budgets enabled GMA to spend beyond the ceiling of the new GAA by an amount
estimated at P557.71 billion for the whole ten year period. The new administration
could have availed of this source of discretionary funds. Instead the DBM succeeded
in submitting proposed budgets as early as July, giving the legislature ample time to
pass the budgets before the end of the year. No budget has been reenacted under the
There are many more reforms than can be covered in this short paper. The
Aquino administration has worked hard at tightening government structures and
processes to minimize leakage. But precisely because it has to work with two other
co-equal branches of government, good governance reforms cannot be rushed. Interbranch relations involves accommodation. Pnoy cannot “abolish” pork barrel on his
own. Only the legislature, most importantly the Lower House, can do that. The
Supreme Court, which has provided legal cover for pork, can change its mind and
declare it unconstitutional.
Changing the mind set of bureaucrats is even more difficult. The P70 million
PDAF allocation of each congress person is small compared to what they can get from

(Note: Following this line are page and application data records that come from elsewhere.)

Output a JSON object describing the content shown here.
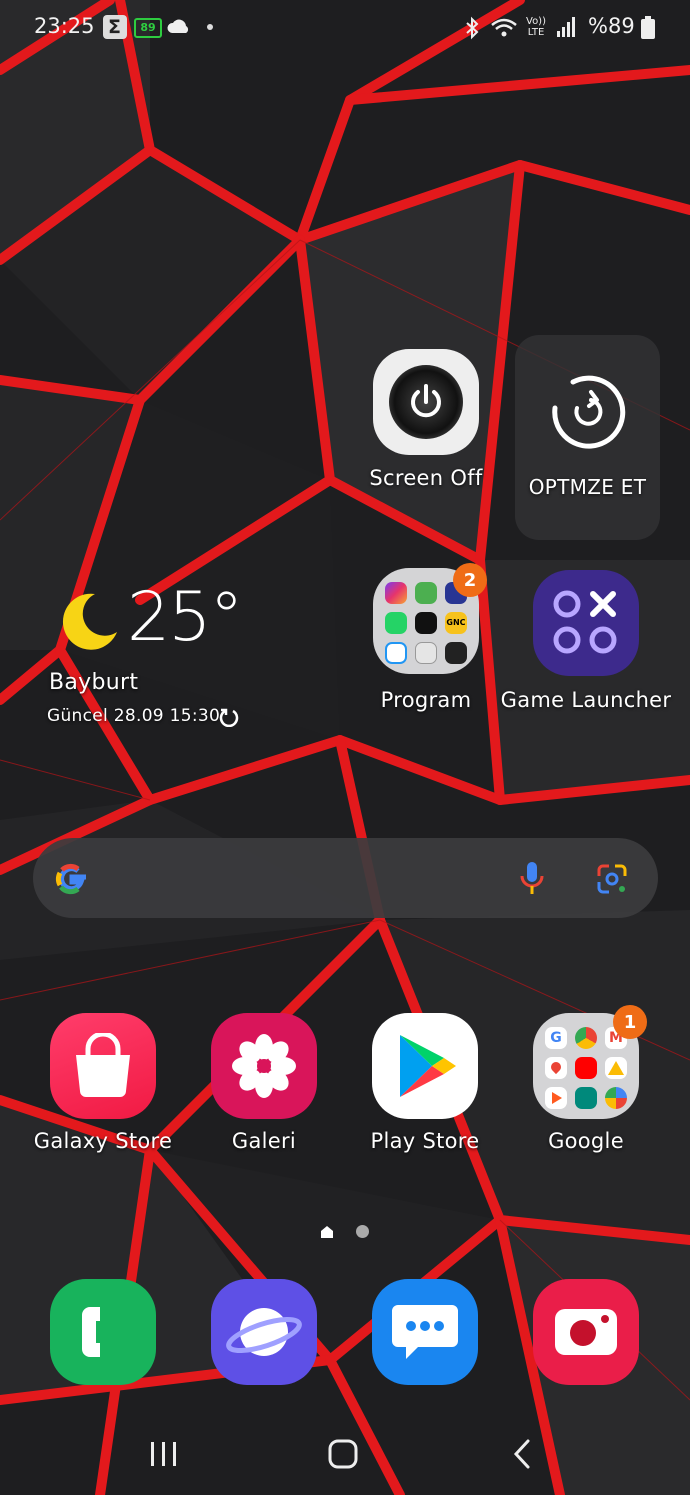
{
  "status_bar": {
    "time": "23:25",
    "battery_small": "89",
    "battery_percent": "%89",
    "volte": "Vo)) LTE"
  },
  "widgets": {
    "screen_off_label": "Screen Off",
    "optimize_label": "OPTMZE ET",
    "weather": {
      "temperature": "25°",
      "city": "Bayburt",
      "updated": "Güncel 28.09 15:30"
    }
  },
  "apps_row1": {
    "program": {
      "label": "Program",
      "badge": "2"
    },
    "game_launcher": {
      "label": "Game Launcher"
    }
  },
  "apps_row2": [
    {
      "label": "Galaxy Store"
    },
    {
      "label": "Galeri"
    },
    {
      "label": "Play Store"
    },
    {
      "label": "Google",
      "badge": "1"
    }
  ],
  "mini_labels": {
    "gnc": "GNC"
  },
  "colors": {
    "accent_red": "#e0161b",
    "badge_orange": "#ef6c16"
  }
}
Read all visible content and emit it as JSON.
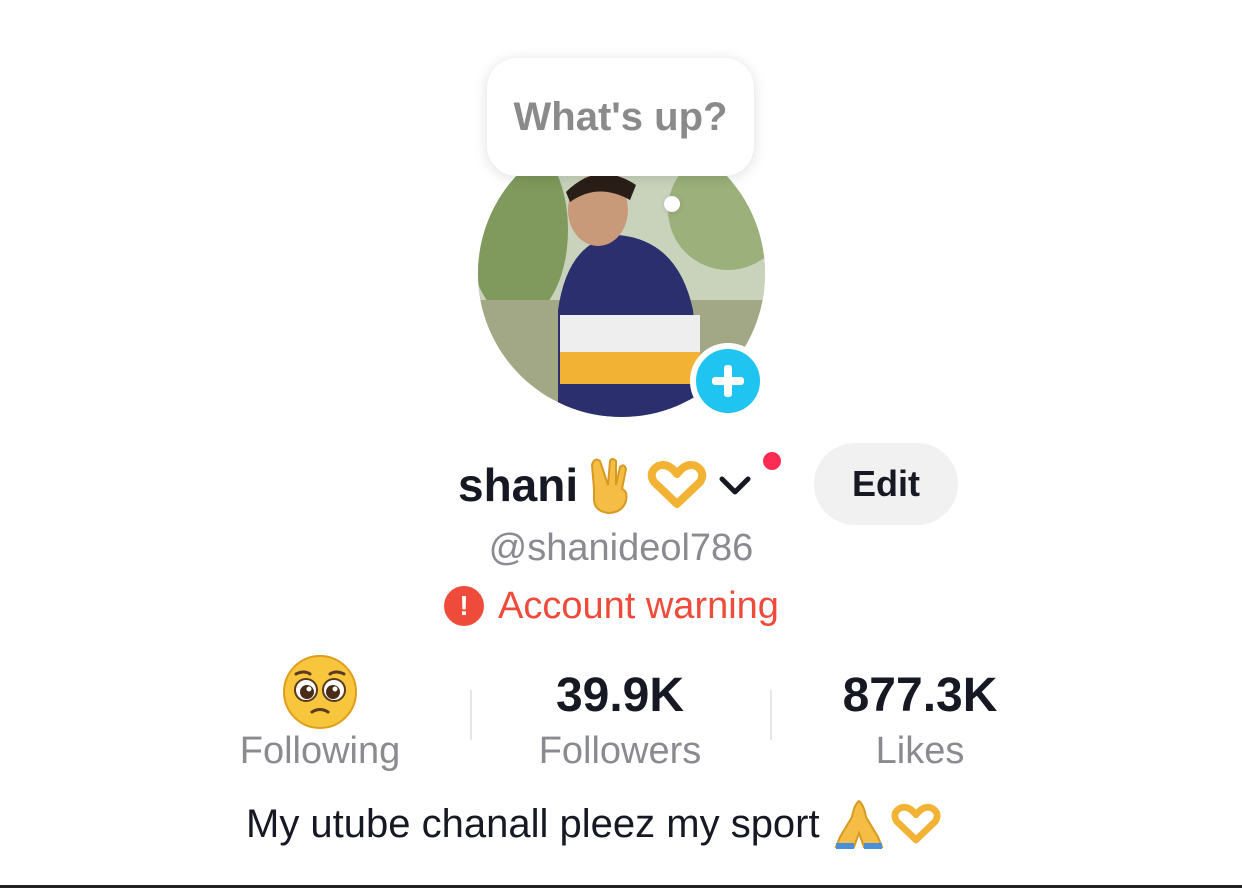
{
  "profile": {
    "status_bubble": "What's up?",
    "display_name": "shani",
    "username": "@shanideol786",
    "edit_label": "Edit",
    "warning_label": "Account warning",
    "bio": "My utube chanall pleez my sport"
  },
  "stats": [
    {
      "value": "",
      "emoji": "pleading-face-emoji",
      "label": "Following"
    },
    {
      "value": "39.9K",
      "label": "Followers"
    },
    {
      "value": "877.3K",
      "label": "Likes"
    }
  ],
  "colors": {
    "accent_add": "#20c4f0",
    "warning": "#ee4b3a",
    "notification_dot": "#fe2c55",
    "text_primary": "#161823",
    "text_secondary": "#8a8b91"
  },
  "icons": [
    "victory-hand-icon",
    "heart-hands-icon",
    "chevron-down-icon",
    "plus-icon",
    "exclamation-icon",
    "folded-hands-icon"
  ]
}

the budgets of DPWH and other infrastructure budgets for their districts. The 2014
allocation for Siquijor, a single district island province is P451 million; in the first
district of Bohol, P790 million; in the second district of Cebu, P684 million. It is out
of these massive amounts that “SOP”, the euphemism for the congress person’s take,
is taken. This is the “system”, one supported not by laws or executive rules but by the
culture of patronage where DPWH bureaucrats expect the congress person to be the
one to pick a district engineer who then is beholden to the congress person.
The record is there for anyone who wants to make the effort to check the facts.
The Aquino administration has been successful not in increasing the scope of its
discretion over government funds, but in significantly decreasing discretion. Even the
amounts available for DAP is decreasing rapidly as the absorptive capacity of the
bureaucracy expands. This does not mean that we can let up on campaigns against
pork and corruption. Moral exhortation and high pitch demands provide the motive
force. But in the end it is detailed, evidence-based work that is most effective. #